● What is expected
Your answer should consist of all lines in the listing that hold the word "placeholder".
BEGIN Source data
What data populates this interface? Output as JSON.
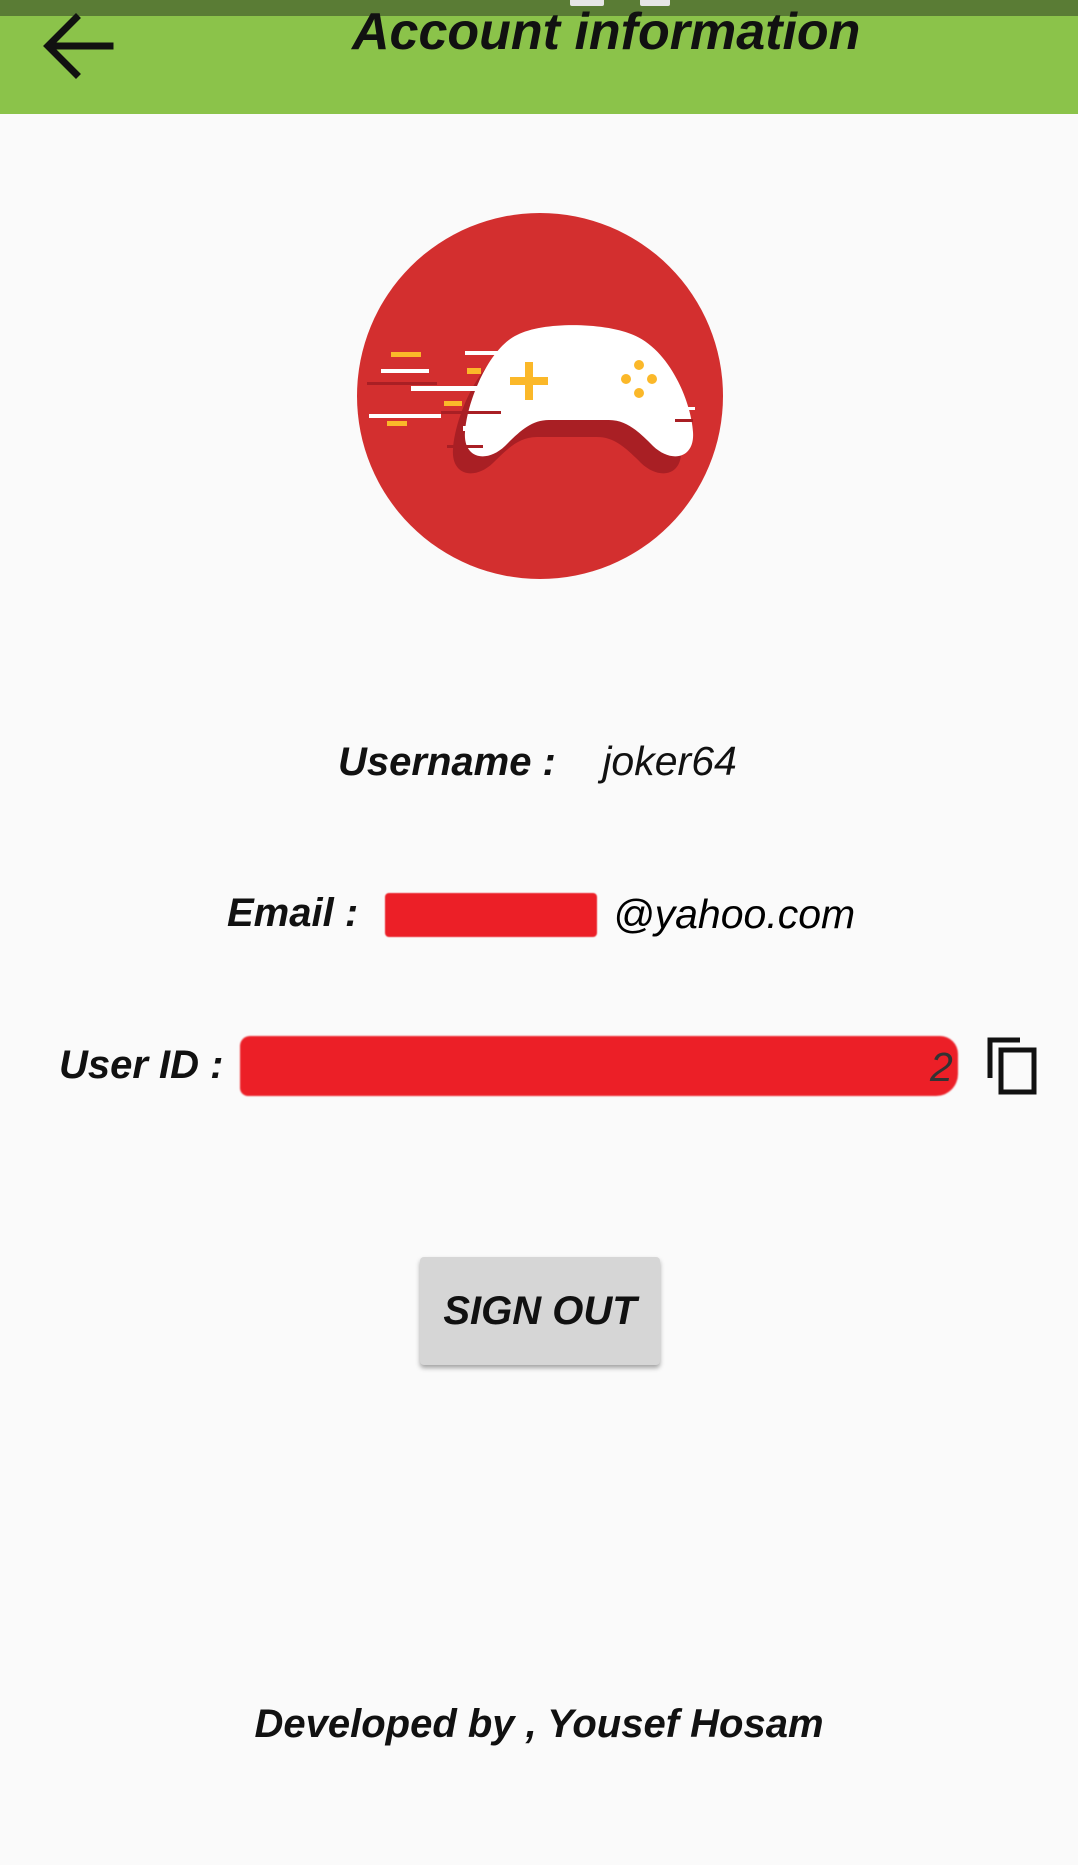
{
  "app_bar": {
    "title": "Account information",
    "background_color": "#8bc34a",
    "back_icon": "arrow-left-icon"
  },
  "avatar": {
    "icon": "gamepad-icon",
    "circle_color": "#d32f2f",
    "accent_color": "#fbb829"
  },
  "account": {
    "username_label": "Username  :",
    "username_value": "joker64",
    "email_label": "Email :",
    "email_value": "@yahoo.com",
    "userid_label": "User ID :",
    "userid_value": "2",
    "copy_icon": "copy-icon"
  },
  "actions": {
    "sign_out_label": "SIGN OUT"
  },
  "footer": {
    "credit": "Developed by , Yousef Hosam"
  }
}
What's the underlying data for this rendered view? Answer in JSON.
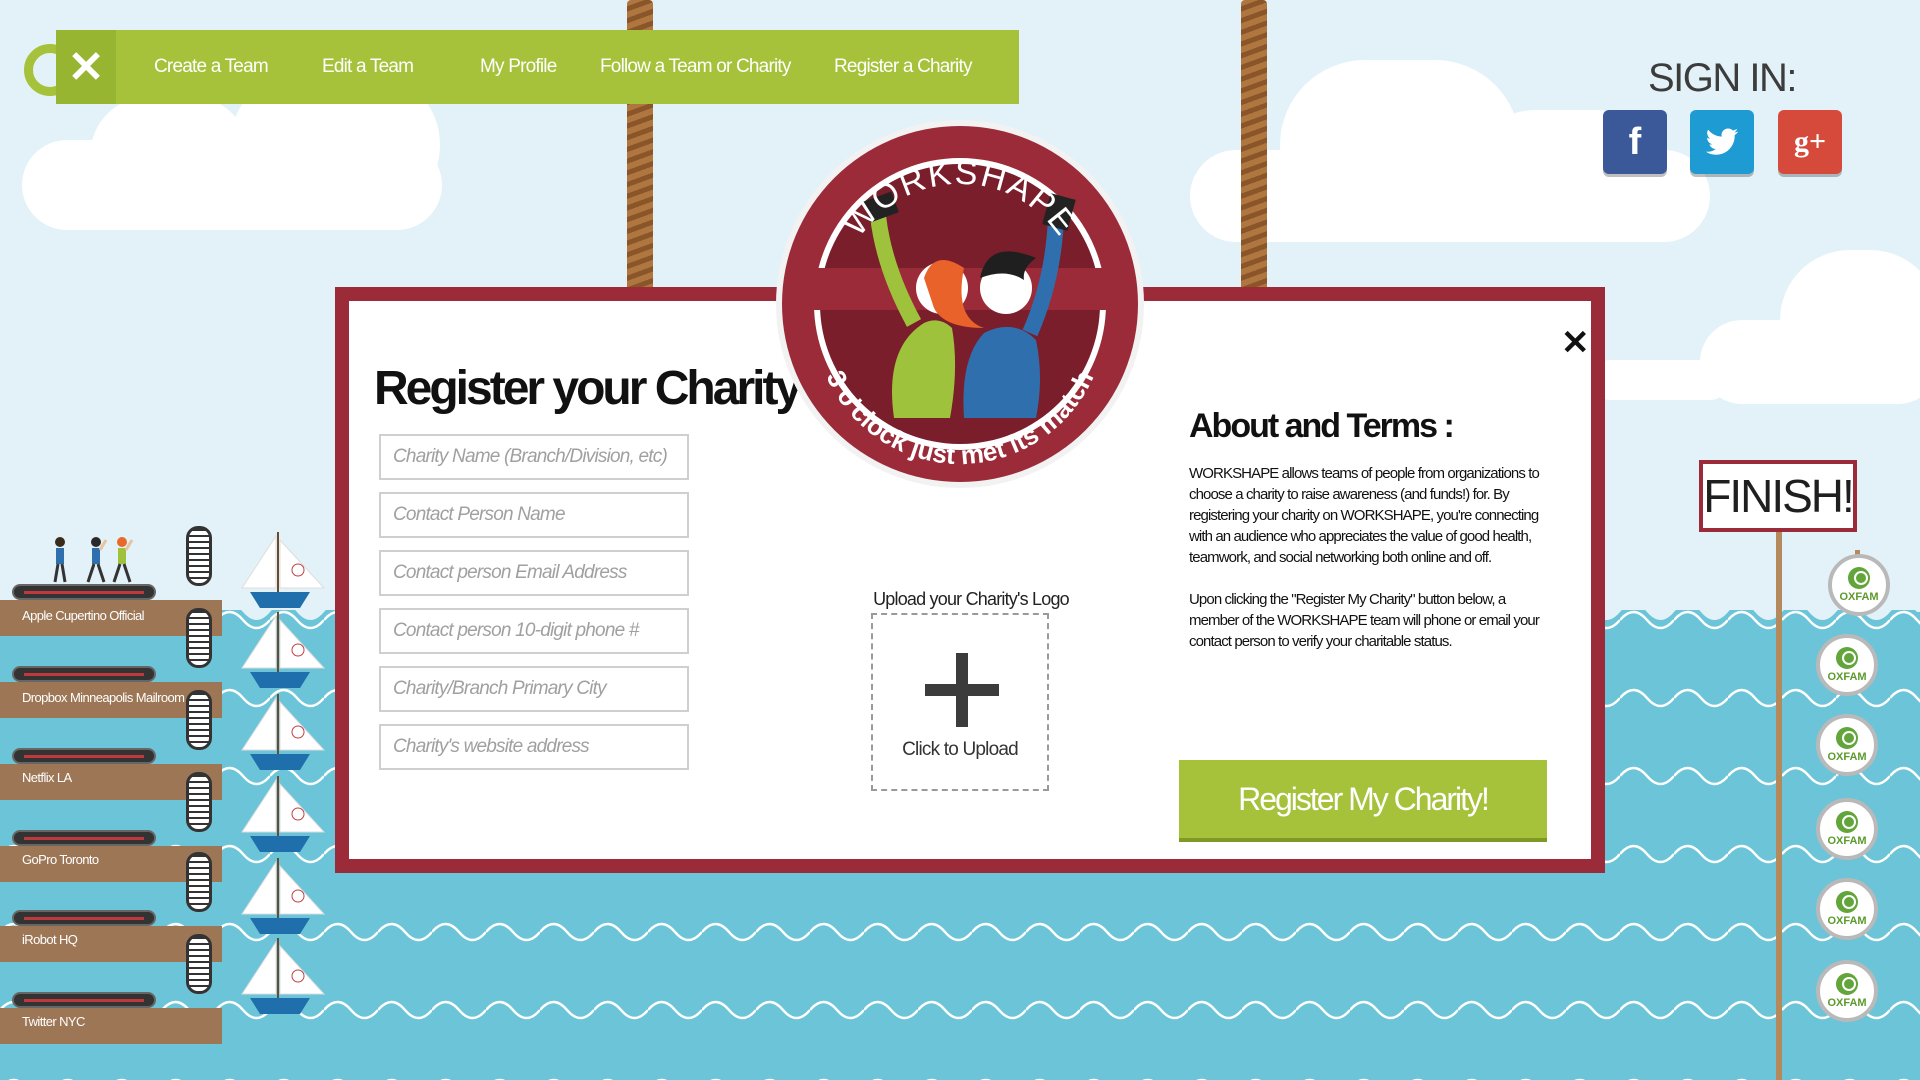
{
  "nav": {
    "close_icon": "close-icon",
    "items": [
      {
        "label": "Create a Team"
      },
      {
        "label": "Edit a Team"
      },
      {
        "label": "My Profile"
      },
      {
        "label": "Follow a Team or Charity"
      },
      {
        "label": "Register a Charity"
      }
    ]
  },
  "signin": {
    "title": "SIGN IN:",
    "providers": [
      {
        "icon": "facebook-icon",
        "glyph": "f"
      },
      {
        "icon": "twitter-icon",
        "glyph": "t"
      },
      {
        "icon": "google-plus-icon",
        "glyph": "g+"
      }
    ]
  },
  "badge": {
    "brand": "WORKSHAPE",
    "tagline": "3 o'clock just met its match"
  },
  "modal": {
    "title": "Register your Charity",
    "fields": [
      {
        "placeholder": "Charity Name (Branch/Division, etc)"
      },
      {
        "placeholder": "Contact Person Name"
      },
      {
        "placeholder": "Contact person Email Address"
      },
      {
        "placeholder": "Contact person 10-digit phone #"
      },
      {
        "placeholder": "Charity/Branch Primary City"
      },
      {
        "placeholder": "Charity's website address"
      }
    ],
    "upload": {
      "label": "Upload your Charity's Logo",
      "button_text": "Click to Upload"
    },
    "about": {
      "title": "About and Terms :",
      "paragraph1": "WORKSHAPE allows teams of people from organizations to choose a charity to raise awareness (and funds!) for. By registering your charity on WORKSHAPE, you're connecting with an audience who appreciates the value of good health, teamwork, and social networking both online and off.",
      "paragraph2": "Upon clicking the \"Register My Charity\" button below, a member of the WORKSHAPE team will phone or email your contact person to verify your charitable status."
    },
    "submit_label": "Register My Charity!"
  },
  "teams": [
    {
      "name": "Apple Cupertino Official"
    },
    {
      "name": "Dropbox Minneapolis Mailroom"
    },
    {
      "name": "Netflix LA"
    },
    {
      "name": "GoPro Toronto"
    },
    {
      "name": "iRobot HQ"
    },
    {
      "name": "Twitter NYC"
    }
  ],
  "finish": {
    "label": "FINISH!",
    "charity_badge": "OXFAM"
  },
  "colors": {
    "accent_green": "#a6c23b",
    "modal_border": "#9b2b39",
    "sea": "#6cc4d9",
    "sky": "#e3f2f8"
  }
}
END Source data
● Your solution
        "placeholder": "Charity Name (Branch/Division, etc)"
        "placeholder": "Contact Person Name"
        "placeholder": "Contact person Email Address"
        "placeholder": "Contact person 10-digit phone #"
        "placeholder": "Charity/Branch Primary City"
        "placeholder": "Charity's website address"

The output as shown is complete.